What you should do
Copy out every record exactly.

══ Data shown

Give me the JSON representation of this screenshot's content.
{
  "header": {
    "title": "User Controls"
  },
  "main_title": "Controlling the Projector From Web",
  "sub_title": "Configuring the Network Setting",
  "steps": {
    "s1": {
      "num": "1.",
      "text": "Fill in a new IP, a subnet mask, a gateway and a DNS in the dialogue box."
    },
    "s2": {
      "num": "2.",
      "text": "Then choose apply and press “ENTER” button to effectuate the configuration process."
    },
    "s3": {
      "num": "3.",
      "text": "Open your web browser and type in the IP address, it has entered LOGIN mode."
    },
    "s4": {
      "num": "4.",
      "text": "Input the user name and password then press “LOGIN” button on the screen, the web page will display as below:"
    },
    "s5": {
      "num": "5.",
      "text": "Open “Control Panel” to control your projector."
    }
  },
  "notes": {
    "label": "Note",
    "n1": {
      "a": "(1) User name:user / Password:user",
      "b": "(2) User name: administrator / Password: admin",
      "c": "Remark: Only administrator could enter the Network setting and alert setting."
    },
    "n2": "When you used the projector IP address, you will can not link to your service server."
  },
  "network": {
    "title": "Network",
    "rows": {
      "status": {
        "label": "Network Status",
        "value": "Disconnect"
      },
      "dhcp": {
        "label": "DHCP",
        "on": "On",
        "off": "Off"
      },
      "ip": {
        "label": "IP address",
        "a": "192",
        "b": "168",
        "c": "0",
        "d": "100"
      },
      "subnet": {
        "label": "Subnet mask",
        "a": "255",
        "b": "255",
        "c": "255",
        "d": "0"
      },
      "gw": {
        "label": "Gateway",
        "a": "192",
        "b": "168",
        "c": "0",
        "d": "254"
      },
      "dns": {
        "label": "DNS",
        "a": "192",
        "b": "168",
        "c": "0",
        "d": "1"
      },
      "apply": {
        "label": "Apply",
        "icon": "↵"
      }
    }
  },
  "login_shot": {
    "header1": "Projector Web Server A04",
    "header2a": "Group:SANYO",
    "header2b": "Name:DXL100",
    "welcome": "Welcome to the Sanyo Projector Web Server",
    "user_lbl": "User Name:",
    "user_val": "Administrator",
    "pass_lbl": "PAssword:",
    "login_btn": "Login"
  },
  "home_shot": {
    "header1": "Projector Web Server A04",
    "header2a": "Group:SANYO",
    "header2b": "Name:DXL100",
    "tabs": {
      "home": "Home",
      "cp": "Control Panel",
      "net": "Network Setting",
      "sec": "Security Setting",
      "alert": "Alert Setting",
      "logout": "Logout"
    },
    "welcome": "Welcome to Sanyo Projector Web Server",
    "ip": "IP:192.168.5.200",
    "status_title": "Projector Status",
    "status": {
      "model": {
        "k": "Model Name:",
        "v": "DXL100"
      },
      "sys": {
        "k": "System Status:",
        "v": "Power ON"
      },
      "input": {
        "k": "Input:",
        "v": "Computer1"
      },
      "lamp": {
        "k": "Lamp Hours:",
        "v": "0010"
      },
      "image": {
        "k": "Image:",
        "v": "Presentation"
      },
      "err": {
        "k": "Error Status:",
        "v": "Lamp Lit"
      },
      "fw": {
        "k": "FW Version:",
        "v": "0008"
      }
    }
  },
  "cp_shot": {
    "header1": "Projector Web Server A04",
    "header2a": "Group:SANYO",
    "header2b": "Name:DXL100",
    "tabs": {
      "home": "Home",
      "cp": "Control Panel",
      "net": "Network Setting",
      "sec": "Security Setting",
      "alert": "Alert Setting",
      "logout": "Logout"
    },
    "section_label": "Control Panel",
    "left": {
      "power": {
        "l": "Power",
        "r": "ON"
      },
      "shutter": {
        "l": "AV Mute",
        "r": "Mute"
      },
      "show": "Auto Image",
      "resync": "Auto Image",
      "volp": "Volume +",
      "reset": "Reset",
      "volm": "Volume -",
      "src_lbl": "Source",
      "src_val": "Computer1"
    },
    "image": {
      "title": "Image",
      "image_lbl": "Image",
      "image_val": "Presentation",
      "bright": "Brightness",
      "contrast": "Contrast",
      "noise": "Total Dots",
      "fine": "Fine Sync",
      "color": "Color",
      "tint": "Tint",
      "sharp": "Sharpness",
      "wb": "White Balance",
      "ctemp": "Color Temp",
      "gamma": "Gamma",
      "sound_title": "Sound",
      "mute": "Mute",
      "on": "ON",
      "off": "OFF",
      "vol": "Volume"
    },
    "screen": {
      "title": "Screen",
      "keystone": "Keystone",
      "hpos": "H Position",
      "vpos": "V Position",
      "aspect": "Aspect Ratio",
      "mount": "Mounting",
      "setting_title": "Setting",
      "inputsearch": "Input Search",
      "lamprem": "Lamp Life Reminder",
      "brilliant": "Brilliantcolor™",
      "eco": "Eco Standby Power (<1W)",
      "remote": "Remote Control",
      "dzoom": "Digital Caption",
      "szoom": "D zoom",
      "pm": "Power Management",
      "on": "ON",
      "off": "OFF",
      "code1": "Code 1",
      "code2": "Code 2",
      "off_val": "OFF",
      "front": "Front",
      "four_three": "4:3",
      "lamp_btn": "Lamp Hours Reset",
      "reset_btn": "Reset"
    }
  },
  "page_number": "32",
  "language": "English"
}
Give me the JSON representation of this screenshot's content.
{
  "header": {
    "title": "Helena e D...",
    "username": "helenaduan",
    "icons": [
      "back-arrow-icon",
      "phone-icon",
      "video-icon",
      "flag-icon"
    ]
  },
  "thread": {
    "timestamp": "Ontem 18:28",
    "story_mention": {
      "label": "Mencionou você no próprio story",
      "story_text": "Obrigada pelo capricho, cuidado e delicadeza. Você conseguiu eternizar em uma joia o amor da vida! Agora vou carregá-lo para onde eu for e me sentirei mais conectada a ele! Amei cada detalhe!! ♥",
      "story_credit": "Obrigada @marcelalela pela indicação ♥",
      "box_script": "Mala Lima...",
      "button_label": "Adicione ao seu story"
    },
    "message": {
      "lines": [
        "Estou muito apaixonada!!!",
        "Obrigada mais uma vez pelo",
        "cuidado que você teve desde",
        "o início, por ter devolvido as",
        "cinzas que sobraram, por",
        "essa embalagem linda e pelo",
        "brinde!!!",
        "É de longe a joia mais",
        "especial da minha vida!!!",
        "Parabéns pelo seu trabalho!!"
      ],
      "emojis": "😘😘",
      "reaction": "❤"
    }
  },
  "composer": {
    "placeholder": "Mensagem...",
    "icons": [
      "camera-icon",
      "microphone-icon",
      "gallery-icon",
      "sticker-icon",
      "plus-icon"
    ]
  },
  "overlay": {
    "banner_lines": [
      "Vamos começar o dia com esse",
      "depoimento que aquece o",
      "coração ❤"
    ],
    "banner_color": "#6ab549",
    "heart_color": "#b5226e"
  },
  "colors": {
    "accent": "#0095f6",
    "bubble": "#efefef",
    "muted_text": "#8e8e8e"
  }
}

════

Answer
Give me the JSON representation of this screenshot's content.
{
  "header": {
    "title": "User Controls"
  },
  "main_title": "Controlling the Projector From Web",
  "sub_title": "Configuring the Network Setting",
  "steps": {
    "s1": {
      "num": "1.",
      "text": "Fill in a new IP, a subnet mask, a gateway and a DNS in the dialogue box."
    },
    "s2": {
      "num": "2.",
      "text": "Then choose apply and press “ENTER” button to effectuate the configuration process."
    },
    "s3": {
      "num": "3.",
      "text": "Open your web browser and type in the IP address, it has entered LOGIN mode."
    },
    "s4": {
      "num": "4.",
      "text": "Input the user name and password then press “LOGIN” button on the screen, the web page will display as below:"
    },
    "s5": {
      "num": "5.",
      "text": "Open “Control Panel” to control your projector."
    }
  },
  "notes": {
    "label": "Note",
    "n1": {
      "a": "(1) User name:user / Password:user",
      "b": "(2) User name: administrator / Password: admin",
      "c": "Remark: Only administrator could enter the Network setting and alert setting."
    },
    "n2": "When you used the projector IP address, you will can not link to your service server."
  },
  "network": {
    "title": "Network",
    "rows": {
      "status": {
        "label": "Network Status",
        "value": "Disconnect"
      },
      "dhcp": {
        "label": "DHCP",
        "on": "On",
        "off": "Off"
      },
      "ip": {
        "label": "IP address",
        "a": "192",
        "b": "168",
        "c": "0",
        "d": "100"
      },
      "subnet": {
        "label": "Subnet mask",
        "a": "255",
        "b": "255",
        "c": "255",
        "d": "0"
      },
      "gw": {
        "label": "Gateway",
        "a": "192",
        "b": "168",
        "c": "0",
        "d": "254"
      },
      "dns": {
        "label": "DNS",
        "a": "192",
        "b": "168",
        "c": "0",
        "d": "1"
      },
      "apply": {
        "label": "Apply",
        "icon": "↵"
      }
    }
  },
  "login_shot": {
    "header1": "Projector Web Server A04",
    "header2a": "Group:SANYO",
    "header2b": "Name:DXL100",
    "welcome": "Welcome to the Sanyo Projector Web Server",
    "user_lbl": "User Name:",
    "user_val": "Administrator",
    "pass_lbl": "PAssword:",
    "login_btn": "Login"
  },
  "home_shot": {
    "header1": "Projector Web Server A04",
    "header2a": "Group:SANYO",
    "header2b": "Name:DXL100",
    "tabs": {
      "home": "Home",
      "cp": "Control Panel",
      "net": "Network Setting",
      "sec": "Security Setting",
      "alert": "Alert Setting",
      "logout": "Logout"
    },
    "welcome": "Welcome to Sanyo Projector Web Server",
    "ip": "IP:192.168.5.200",
    "status_title": "Projector Status",
    "status": {
      "model": {
        "k": "Model Name:",
        "v": "DXL100"
      },
      "sys": {
        "k": "System Status:",
        "v": "Power ON"
      },
      "input": {
        "k": "Input:",
        "v": "Computer1"
      },
      "lamp": {
        "k": "Lamp Hours:",
        "v": "0010"
      },
      "image": {
        "k": "Image:",
        "v": "Presentation"
      },
      "err": {
        "k": "Error Status:",
        "v": "Lamp Lit"
      },
      "fw": {
        "k": "FW Version:",
        "v": "0008"
      }
    }
  },
  "cp_shot": {
    "header1": "Projector Web Server A04",
    "header2a": "Group:SANYO",
    "header2b": "Name:DXL100",
    "tabs": {
      "home": "Home",
      "cp": "Control Panel",
      "net": "Network Setting",
      "sec": "Security Setting",
      "alert": "Alert Setting",
      "logout": "Logout"
    },
    "section_label": "Control Panel",
    "left": {
      "power": {
        "l": "Power",
        "r": "ON"
      },
      "shutter": {
        "l": "AV Mute",
        "r": "Mute"
      },
      "show": "Auto Image",
      "resync": "Auto Image",
      "volp": "Volume +",
      "reset": "Reset",
      "volm": "Volume -",
      "src_lbl": "Source",
      "src_val": "Computer1"
    },
    "image": {
      "title": "Image",
      "image_lbl": "Image",
      "image_val": "Presentation",
      "bright": "Brightness",
      "contrast": "Contrast",
      "noise": "Total Dots",
      "fine": "Fine Sync",
      "color": "Color",
      "tint": "Tint",
      "sharp": "Sharpness",
      "wb": "White Balance",
      "ctemp": "Color Temp",
      "gamma": "Gamma",
      "sound_title": "Sound",
      "mute": "Mute",
      "on": "ON",
      "off": "OFF",
      "vol": "Volume"
    },
    "screen": {
      "title": "Screen",
      "keystone": "Keystone",
      "hpos": "H Position",
      "vpos": "V Position",
      "aspect": "Aspect Ratio",
      "mount": "Mounting",
      "setting_title": "Setting",
      "inputsearch": "Input Search",
      "lamprem": "Lamp Life Reminder",
      "brilliant": "Brilliantcolor™",
      "eco": "Eco Standby Power (<1W)",
      "remote": "Remote Control",
      "dzoom": "Digital Caption",
      "szoom": "D zoom",
      "pm": "Power Management",
      "on": "ON",
      "off": "OFF",
      "code1": "Code 1",
      "code2": "Code 2",
      "off_val": "OFF",
      "front": "Front",
      "four_three": "4:3",
      "lamp_btn": "Lamp Hours Reset",
      "reset_btn": "Reset"
    }
  },
  "page_number": "32",
  "language": "English"
}
Give me the JSON representation of this screenshot's content.
{
  "header": {
    "title": "Helena e D...",
    "username": "helenaduan",
    "icons": [
      "back-arrow-icon",
      "phone-icon",
      "video-icon",
      "flag-icon"
    ]
  },
  "thread": {
    "timestamp": "Ontem 18:28",
    "story_mention": {
      "label": "Mencionou você no próprio story",
      "story_text": "Obrigada pelo capricho, cuidado e delicadeza. Você conseguiu eternizar em uma joia o amor da vida! Agora vou carregá-lo para onde eu for e me sentirei mais conectada a ele! Amei cada detalhe!! ♥",
      "story_credit": "Obrigada @marcelalela pela indicação ♥",
      "box_script": "Mala Lima...",
      "button_label": "Adicione ao seu story"
    },
    "message": {
      "lines": [
        "Estou muito apaixonada!!!",
        "Obrigada mais uma vez pelo",
        "cuidado que você teve desde",
        "o início, por ter devolvido as",
        "cinzas que sobraram, por",
        "essa embalagem linda e pelo",
        "brinde!!!",
        "É de longe a joia mais",
        "especial da minha vida!!!",
        "Parabéns pelo seu trabalho!!"
      ],
      "emojis": "😘😘",
      "reaction": "❤"
    }
  },
  "composer": {
    "placeholder": "Mensagem...",
    "icons": [
      "camera-icon",
      "microphone-icon",
      "gallery-icon",
      "sticker-icon",
      "plus-icon"
    ]
  },
  "overlay": {
    "banner_lines": [
      "Vamos começar o dia com esse",
      "depoimento que aquece o",
      "coração ❤"
    ],
    "banner_color": "#6ab549",
    "heart_color": "#b5226e"
  },
  "colors": {
    "accent": "#0095f6",
    "bubble": "#efefef",
    "muted_text": "#8e8e8e"
  }
}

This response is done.